Beginning with the line that contains "Serialize everything readable" and ending with the last line of the records, write out each line exactly and omit the pictures.

▬▬▬

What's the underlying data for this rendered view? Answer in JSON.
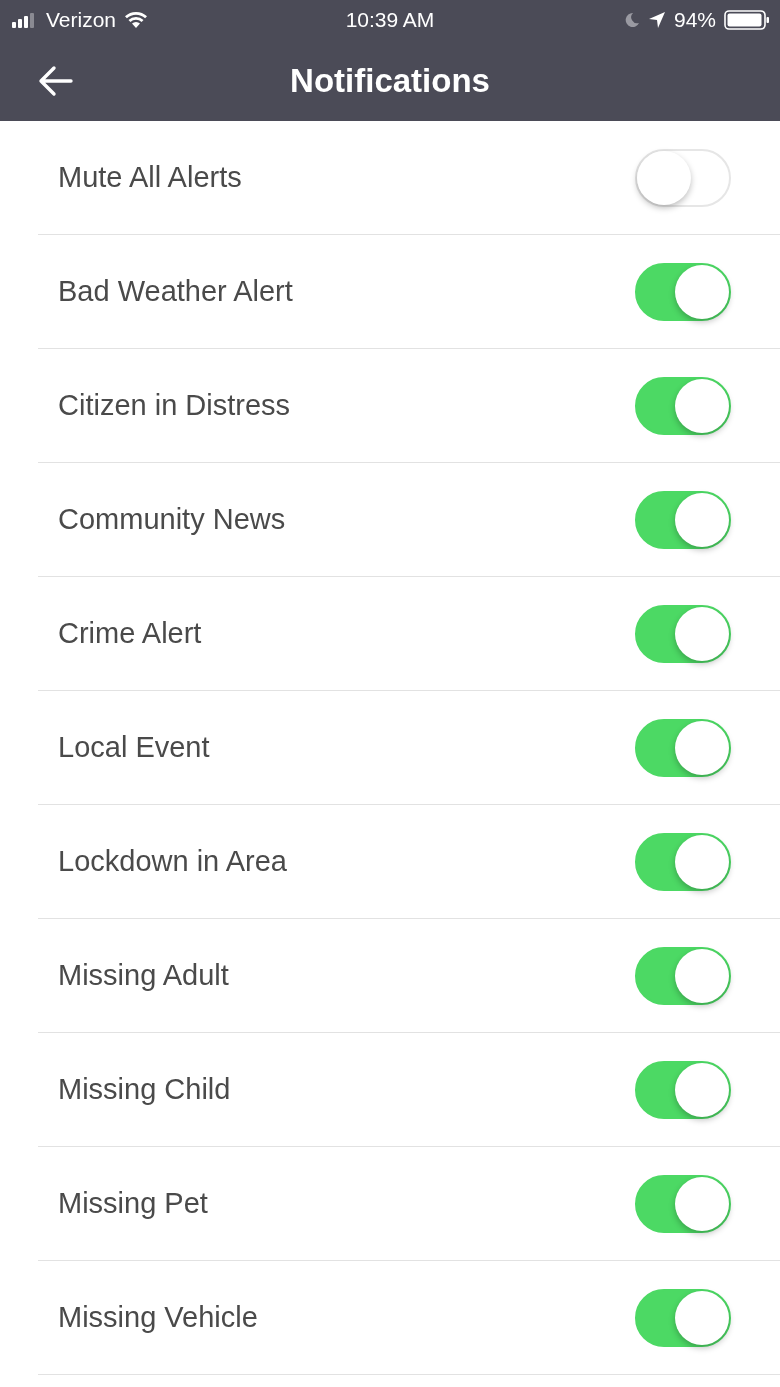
{
  "status_bar": {
    "carrier": "Verizon",
    "time": "10:39 AM",
    "battery": "94%"
  },
  "header": {
    "title": "Notifications"
  },
  "settings": [
    {
      "label": "Mute All Alerts",
      "on": false
    },
    {
      "label": "Bad Weather Alert",
      "on": true
    },
    {
      "label": "Citizen in Distress",
      "on": true
    },
    {
      "label": "Community News",
      "on": true
    },
    {
      "label": "Crime Alert",
      "on": true
    },
    {
      "label": "Local Event",
      "on": true
    },
    {
      "label": "Lockdown in Area",
      "on": true
    },
    {
      "label": "Missing Adult",
      "on": true
    },
    {
      "label": "Missing Child",
      "on": true
    },
    {
      "label": "Missing Pet",
      "on": true
    },
    {
      "label": "Missing Vehicle",
      "on": true
    }
  ]
}
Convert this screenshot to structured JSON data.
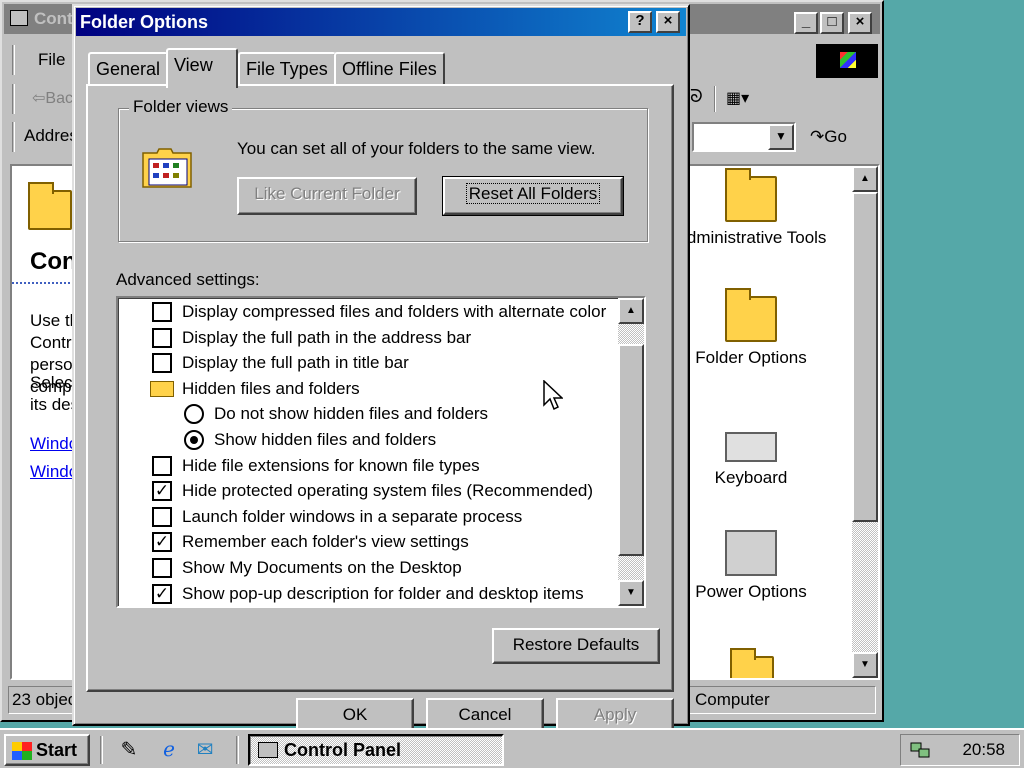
{
  "control_panel": {
    "title": "Control Panel",
    "menu": {
      "file": "File"
    },
    "toolbar": {
      "back": "Back",
      "address_label": "Address",
      "go": "Go"
    },
    "left_panel": {
      "heading": "Control Panel",
      "text1": "Use the settings in Control Panel to personalize your computer.",
      "text2": "Select an item to view its description.",
      "link1": "Windows Update",
      "link2": "Windows 2000 Support"
    },
    "icons": [
      {
        "label": "Administrative Tools"
      },
      {
        "label": "Folder Options"
      },
      {
        "label": "Keyboard"
      },
      {
        "label": "Power Options"
      }
    ],
    "status": {
      "objects": "23 objects",
      "zone": "My Computer",
      "zone_visible": "Computer"
    }
  },
  "dialog": {
    "title": "Folder Options",
    "tabs": [
      "General",
      "View",
      "File Types",
      "Offline Files"
    ],
    "active_tab": "View",
    "folder_views": {
      "group_label": "Folder views",
      "description": "You can set all of your folders to the same view.",
      "like_current": "Like Current Folder",
      "reset_all": "Reset All Folders"
    },
    "advanced_label": "Advanced settings:",
    "settings": [
      {
        "type": "checkbox",
        "label": "Display compressed files and folders with alternate color",
        "checked": false
      },
      {
        "type": "checkbox",
        "label": "Display the full path in the address bar",
        "checked": false
      },
      {
        "type": "checkbox",
        "label": "Display the full path in title bar",
        "checked": false
      },
      {
        "type": "folder",
        "label": "Hidden files and folders"
      },
      {
        "type": "radio",
        "label": "Do not show hidden files and folders",
        "checked": false
      },
      {
        "type": "radio",
        "label": "Show hidden files and folders",
        "checked": true
      },
      {
        "type": "checkbox",
        "label": "Hide file extensions for known file types",
        "checked": false
      },
      {
        "type": "checkbox",
        "label": "Hide protected operating system files (Recommended)",
        "checked": true
      },
      {
        "type": "checkbox",
        "label": "Launch folder windows in a separate process",
        "checked": false
      },
      {
        "type": "checkbox",
        "label": "Remember each folder's view settings",
        "checked": true
      },
      {
        "type": "checkbox",
        "label": "Show My Documents on the Desktop",
        "checked": false
      },
      {
        "type": "checkbox",
        "label": "Show pop-up description for folder and desktop items",
        "checked": true
      }
    ],
    "restore_defaults": "Restore Defaults",
    "buttons": {
      "ok": "OK",
      "cancel": "Cancel",
      "apply": "Apply"
    },
    "help_glyph": "?",
    "close_glyph": "×"
  },
  "taskbar": {
    "start": "Start",
    "task_label": "Control Panel",
    "clock": "20:58"
  }
}
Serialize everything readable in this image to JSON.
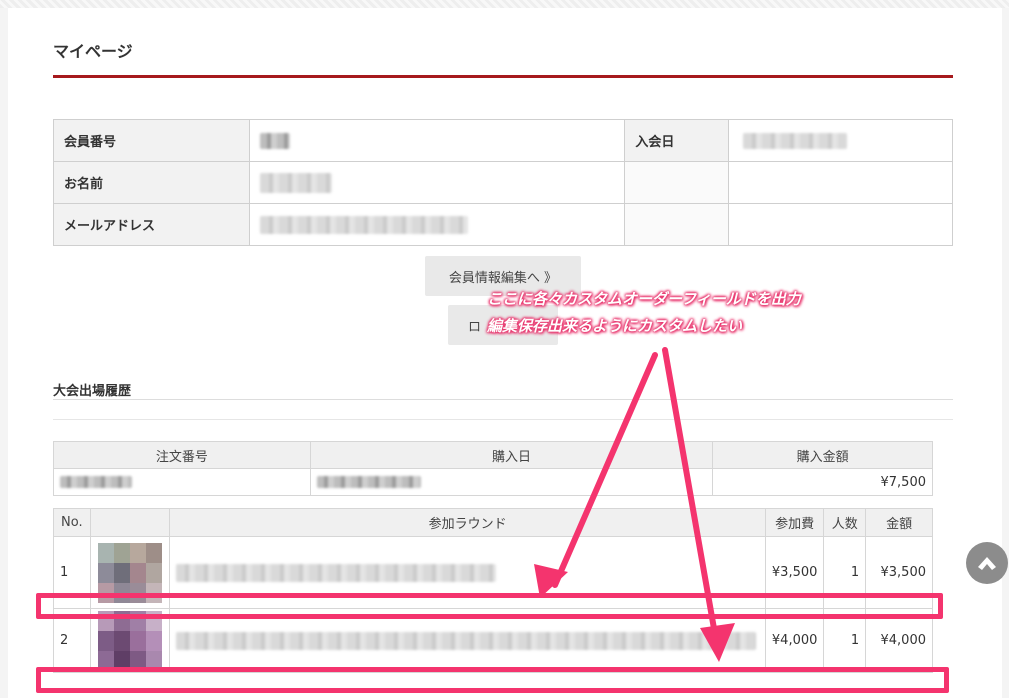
{
  "page_title": "マイページ",
  "member": {
    "member_no_label": "会員番号",
    "join_date_label": "入会日",
    "name_label": "お名前",
    "email_label": "メールアドレス"
  },
  "buttons": {
    "edit_label": "会員情報編集へ 》",
    "logout_label": "ロ"
  },
  "history": {
    "title": "大会出場履歴",
    "order_headers": [
      "注文番号",
      "購入日",
      "購入金額"
    ],
    "order_total": "¥7,500",
    "item_headers": [
      "No.",
      "",
      "参加ラウンド",
      "参加費",
      "人数",
      "金額"
    ],
    "items": [
      {
        "no": "1",
        "fee": "¥3,500",
        "qty": "1",
        "amount": "¥3,500"
      },
      {
        "no": "2",
        "fee": "¥4,000",
        "qty": "1",
        "amount": "¥4,000"
      }
    ]
  },
  "annotation": {
    "line1": "ここに各々カスタムオーダーフィールドを出力",
    "line2": "編集保存出来るようにカスタムしたい"
  },
  "colors": {
    "accent_rule": "#a6191d",
    "annotation_pink": "#f4346e"
  },
  "icons": {
    "scroll_top": "chevron-up-circle-icon"
  }
}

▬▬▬

ANSWER BOX:
Serialize everything readable in this image to JSON.
{
  "page_title": "マイページ",
  "member": {
    "member_no_label": "会員番号",
    "join_date_label": "入会日",
    "name_label": "お名前",
    "email_label": "メールアドレス"
  },
  "buttons": {
    "edit_label": "会員情報編集へ 》",
    "logout_label": "ロ"
  },
  "history": {
    "title": "大会出場履歴",
    "order_headers": [
      "注文番号",
      "購入日",
      "購入金額"
    ],
    "order_total": "¥7,500",
    "item_headers": [
      "No.",
      "",
      "参加ラウンド",
      "参加費",
      "人数",
      "金額"
    ],
    "items": [
      {
        "no": "1",
        "fee": "¥3,500",
        "qty": "1",
        "amount": "¥3,500"
      },
      {
        "no": "2",
        "fee": "¥4,000",
        "qty": "1",
        "amount": "¥4,000"
      }
    ]
  },
  "annotation": {
    "line1": "ここに各々カスタムオーダーフィールドを出力",
    "line2": "編集保存出来るようにカスタムしたい"
  },
  "colors": {
    "accent_rule": "#a6191d",
    "annotation_pink": "#f4346e"
  },
  "icons": {
    "scroll_top": "chevron-up-circle-icon"
  }
}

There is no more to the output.